Are you my wife and will not call me husband?
My men should call me “lord”; I am your goodman.
My husband and my lord, my lord and husband,
I am your wife in all obedience.
I know it well. What must I call her?
Al’ce madam, or Joan madam?
Madam, and nothing else, so lords call ladies.
Madam wife, they say that I have dream’d,
And slept above some fifteen year or more.
Ay, and the time seems thirty unto me,
Being all this time abandon’d from your bed.
’Tis much. Servants, leave me and her alone.
Madam, undress you, and come now to bed.
Thrice-noble lord, let me entreat of you
To pardon me yet for a night or two;
Or if not so, until the sun be set.
For your physicians have expressly charg’d,
In peril to incur your former malady,
That I should yet absent me from your bed.
I hope this reason stands for my excuse.
Ay, it stands so that I may hardly tarry so long. But I would be loath to fall into my dreams again. I will therefore tarry in despite of the flesh and the blood.
Enter a Messenger.
Your honor’s players, hearing your amendment,
Are come to play a pleasant comedy,

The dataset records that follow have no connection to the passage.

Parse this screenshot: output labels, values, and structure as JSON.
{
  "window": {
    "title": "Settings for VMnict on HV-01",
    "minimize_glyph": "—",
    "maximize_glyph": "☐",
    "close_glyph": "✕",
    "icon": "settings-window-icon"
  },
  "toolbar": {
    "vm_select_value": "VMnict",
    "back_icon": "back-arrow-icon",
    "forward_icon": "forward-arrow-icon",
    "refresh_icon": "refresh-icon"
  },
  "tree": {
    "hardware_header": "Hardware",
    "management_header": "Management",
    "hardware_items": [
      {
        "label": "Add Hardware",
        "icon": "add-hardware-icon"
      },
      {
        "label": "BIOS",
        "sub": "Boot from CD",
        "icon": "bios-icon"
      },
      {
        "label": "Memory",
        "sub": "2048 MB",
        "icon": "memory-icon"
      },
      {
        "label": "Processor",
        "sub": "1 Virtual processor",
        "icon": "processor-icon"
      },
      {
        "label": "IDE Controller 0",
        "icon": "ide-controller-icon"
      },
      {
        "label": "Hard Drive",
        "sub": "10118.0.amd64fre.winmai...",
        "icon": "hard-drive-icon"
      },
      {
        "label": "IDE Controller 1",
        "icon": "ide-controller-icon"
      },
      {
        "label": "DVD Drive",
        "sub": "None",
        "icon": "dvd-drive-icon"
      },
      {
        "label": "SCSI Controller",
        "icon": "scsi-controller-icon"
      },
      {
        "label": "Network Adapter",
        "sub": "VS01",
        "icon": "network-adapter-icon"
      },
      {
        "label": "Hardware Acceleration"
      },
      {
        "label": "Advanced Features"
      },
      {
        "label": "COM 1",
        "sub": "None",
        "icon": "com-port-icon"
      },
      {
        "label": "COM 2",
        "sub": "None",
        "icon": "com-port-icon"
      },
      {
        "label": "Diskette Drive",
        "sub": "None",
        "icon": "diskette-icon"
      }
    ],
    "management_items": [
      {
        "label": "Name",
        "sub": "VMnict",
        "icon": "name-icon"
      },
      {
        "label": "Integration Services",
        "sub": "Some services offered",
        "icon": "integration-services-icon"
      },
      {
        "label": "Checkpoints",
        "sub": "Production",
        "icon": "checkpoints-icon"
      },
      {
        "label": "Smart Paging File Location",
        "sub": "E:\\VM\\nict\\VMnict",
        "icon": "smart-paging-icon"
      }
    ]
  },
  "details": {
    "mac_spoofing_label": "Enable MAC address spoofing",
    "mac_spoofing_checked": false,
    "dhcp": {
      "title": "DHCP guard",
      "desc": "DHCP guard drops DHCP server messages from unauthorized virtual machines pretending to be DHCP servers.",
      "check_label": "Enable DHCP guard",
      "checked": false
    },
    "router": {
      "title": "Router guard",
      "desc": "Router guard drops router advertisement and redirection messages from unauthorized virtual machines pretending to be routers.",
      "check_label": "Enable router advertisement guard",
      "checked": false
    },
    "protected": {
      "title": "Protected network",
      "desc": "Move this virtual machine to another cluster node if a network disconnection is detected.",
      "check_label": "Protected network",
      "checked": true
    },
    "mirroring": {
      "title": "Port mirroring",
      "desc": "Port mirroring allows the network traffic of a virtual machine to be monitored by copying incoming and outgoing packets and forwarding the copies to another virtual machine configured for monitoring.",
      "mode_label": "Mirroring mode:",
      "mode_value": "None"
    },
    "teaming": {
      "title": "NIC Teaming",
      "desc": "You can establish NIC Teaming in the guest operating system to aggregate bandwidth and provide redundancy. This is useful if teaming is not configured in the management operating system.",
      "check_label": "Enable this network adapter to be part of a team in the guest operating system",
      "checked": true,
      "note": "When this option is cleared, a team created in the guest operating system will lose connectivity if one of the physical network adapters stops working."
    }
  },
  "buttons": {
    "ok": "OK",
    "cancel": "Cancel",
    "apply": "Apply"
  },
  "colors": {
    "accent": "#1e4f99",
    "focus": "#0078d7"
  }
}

For so your doctors hold it very meet,
Seeing too much sadness hath congeal’d your blood,
And melancholy is the nurse of frenzy.
Therefore they thought it good you hear a play,
And frame your mind to mirth and merriment,
Which bars a thousand harms and lengthens life.
Marry, I will, let them play it. Is not a comonty a Christmas gambold, or a tumbling-trick?
No, my good lord, it is more pleasing stuff.
What, household stuff?
It is a kind of history.
Well, we’ll see’t. Come, madam wife, sit by my side, and let the world slip, we shall ne’er be younger.
They all sit. Flourish.